The word “cure” means there are no cancer cells left in the body and cancer will never come back. Depending on the cancer type and stage, this may be the true goal of therapy. However, it is very difficult to prove all cancer cells are gone. Even though images, like X-rays and MRI’s, and blood tests may not show any signs of cancer, there can be a small amount of cancer cells still left in the body. Because of this, doctors use the word “remission” is used more often. This means there are no signs or symptoms of cancer. Patients in remission are followed closely for any signs of cancer returning. Sometimes, more chemotherapy may be given while in remission to prevent the cancer from coming back.

Doctors usually do not consider a patient “cured” until the chance of cancer returning is extremely low. If cancer does return, it usually happens within 5 years of having a remission. Because of this, doctors do not consider a patient cured unless the cancer has not come back within 5 years of remission. The five-year cutoff does not apply to all cancers.

What does LVEF mean?

Left Ventricular Ejection Fraction - The amount of blood pumped by the left ventrical (chamber) of the heart into the body with each heartbeat.  Certain drugs can decrease heart function and result in less blood being pumped by each heartbeat than normal.

What is an "anthracycline" drug?

A class of chemotherapy agents that include doxorubicin (liposomal and conventional), daunorubicin, idarubicin, and epirubicin. All of these chemotherapy agents can cause heart problems such as heart failure and the risk increases as more treatments with these medicines are given.

Common starting doses of liposomal doxorubicin (Doxil) + Carboplatin

Liposomal doxorubicin (Doxil®) 30 mg/m2 intravenous (I.V.) infusion on Day 1.

  • During Cycle 1, the infusion rate varies for each patient, but is usually started at 1 mg/min. Therefore, if your Doxil dose is greater than 60 mg, the first dose may take more than one hour
  • If no infusion reactions occur with the first infusion, subsequent doses may be infused over one hour

Carboplatin AUC 5, I.V. infusion over 30 minutes on Day 1

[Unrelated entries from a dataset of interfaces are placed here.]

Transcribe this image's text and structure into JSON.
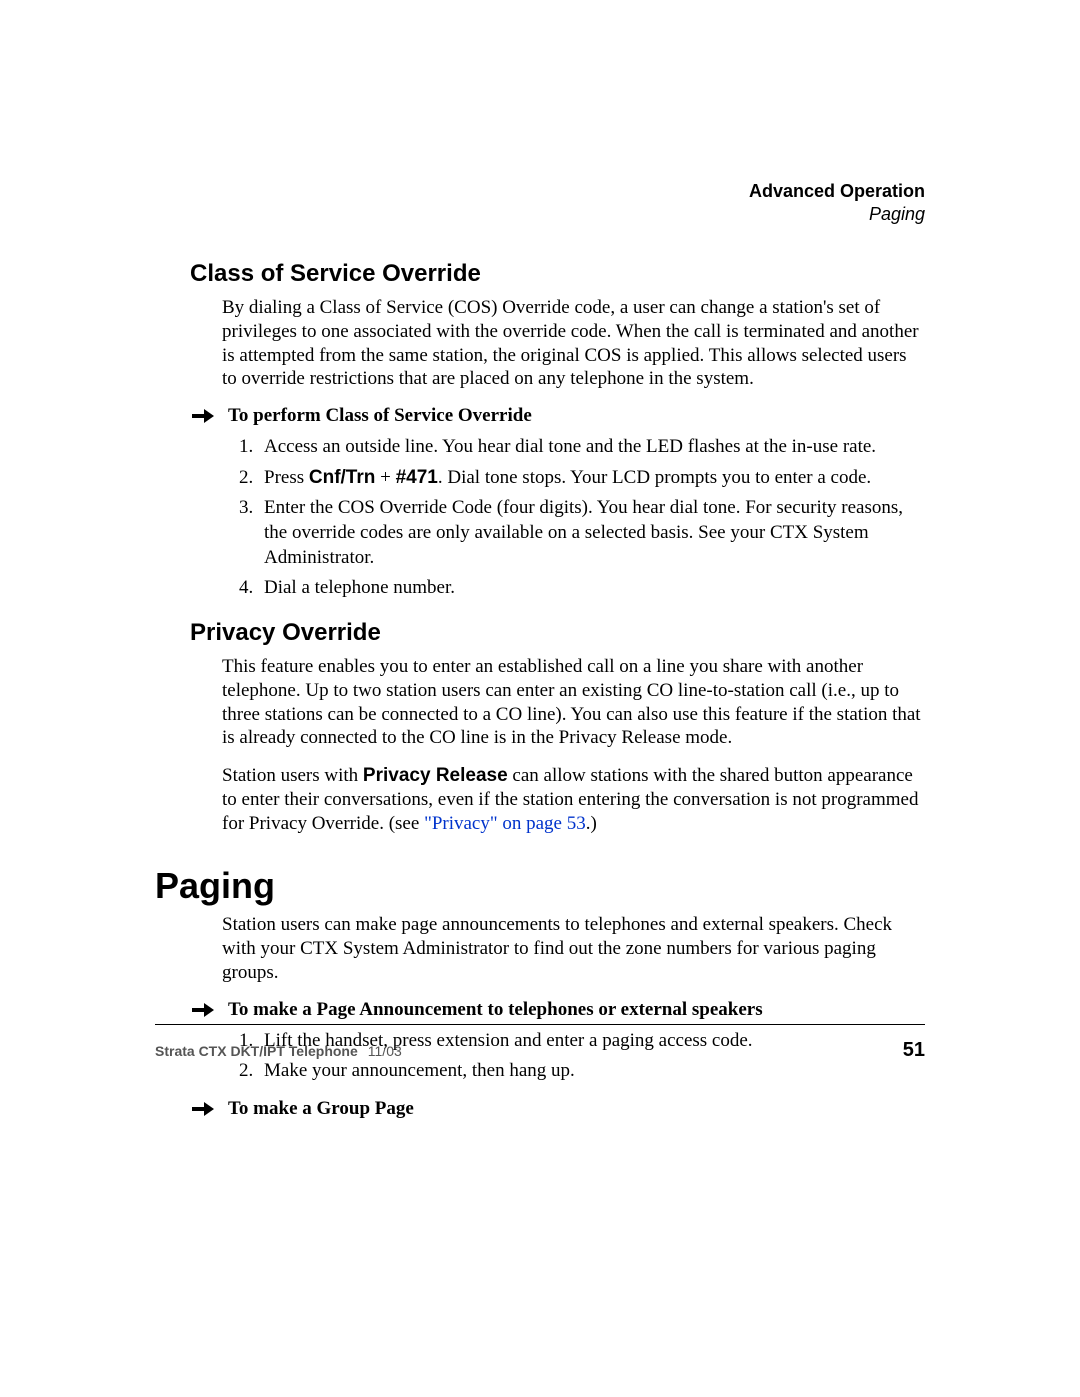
{
  "header": {
    "chapter": "Advanced Operation",
    "section": "Paging"
  },
  "sections": {
    "cos": {
      "title": "Class of Service Override",
      "intro": "By dialing a Class of Service (COS) Override code, a user can change a station's set of privileges to one associated with the override code. When the call is terminated and another is attempted from the same station, the original COS is applied. This allows selected users to override restrictions that are placed on any telephone in the system.",
      "proc_title": "To perform Class of Service Override",
      "steps": {
        "s1": "Access an outside line. You hear dial tone and the LED flashes at the in-use rate.",
        "s2_a": "Press ",
        "s2_cnf": "Cnf/Trn",
        "s2_b": " + ",
        "s2_code": "#471",
        "s2_c": ". Dial tone stops. Your LCD prompts you to enter a code.",
        "s3": "Enter the COS Override Code (four digits). You hear dial tone. For security reasons, the override codes are only available on a selected basis. See your CTX System Administrator.",
        "s4": "Dial a telephone number."
      }
    },
    "privacy": {
      "title": "Privacy Override",
      "p1": "This feature enables you to enter an established call on a line you share with another telephone. Up to two station users can enter an existing CO line-to-station call (i.e., up to three stations can be connected to a CO line). You can also use this feature if the station that is already connected to the CO line is in the Privacy Release mode.",
      "p2_a": "Station users with ",
      "p2_pr": "Privacy Release",
      "p2_b": " can allow stations with the shared button appearance to enter their conversations, even if the station entering the conversation is not programmed for Privacy Override. (see ",
      "p2_link": "\"Privacy\" on page 53",
      "p2_c": ".)"
    },
    "paging": {
      "title": "Paging",
      "intro": "Station users can make page announcements to telephones and external speakers. Check with your CTX System Administrator to find out the zone numbers for various paging groups.",
      "proc1_title": "To make a Page Announcement to telephones or external speakers",
      "proc1_steps": {
        "s1": "Lift the handset, press extension and enter a paging access code.",
        "s2": "Make your announcement, then hang up."
      },
      "proc2_title": "To make a Group Page"
    }
  },
  "footer": {
    "doc": "Strata CTX DKT/IPT Telephone",
    "date": "11/03",
    "page": "51"
  }
}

Note: Individual doses may vary based upon your Doctor's recommendation, or drug availability.

What is a CBC?

A Complete Blood Count (CBC) is a frequently ordered blood test that tells clinicians the status of your: 1) White blood cell count, 2) Hemoglobin, and 3) Platelet count at the time the test was taken.

Common uses:
1) White blood cell count (WBC): is used to determine infection risk, or response to chemotherapy. Certain chemotherapy agents may harm our good infection-fighting cells. Sometimes chemotherapy may need to be delayed to allow these cells to recover.

2) Hemoglobin: is used to determine if someone is anemic. Anytime the hemoglobin is below 12 g/dL, the person is said to be anemic. Red blood cell transfusions, and sometimes iron can be given to restore the hemoglobin level, but anemia treatment should always aim at treating the underlying cause or condition.

3) Platelet count: is used to determine if the risk of bleeding is increased or if a platelet transfusion is required to prevent bleeding. Certain medications that increase bleeding risk, such as: aspirin, certain chemotherapy agents, and blood thinners, may need to be stopped temporarily until the platelet count is within a safe range.

What is a CMP?

A Comprehensive Metabolic Panel (CMP) is a frequently ordered blood test that tells clinicians the status of your: 1) Electrolytes & Acid/Base status2) Kidney function, 3) Liver function, 4) Blood sugar, and 5) Calcium at the time the test was taken. It is commonly used to monitor liver and kidney function when beginning new medications such as chemotherapy. A total of 14 tests are run simultaneously and are shown below.

Electrolytes & Acid/Base status:
1) Sodium, 2) Potassium, 3) Carbon dioxide, 4) Chloride

Kidney Function:
5) BUN (blood urea nitrogen), 6) Serum creatinine (Scr)

Liver Function:
7) AST, 8) ALT, 9) Total bilirubin, 10) Alk Phos, 11) Albumin, 12) Total protein

Blood sugar:
13) Serum glucose

Calcium:
14) Serum calcium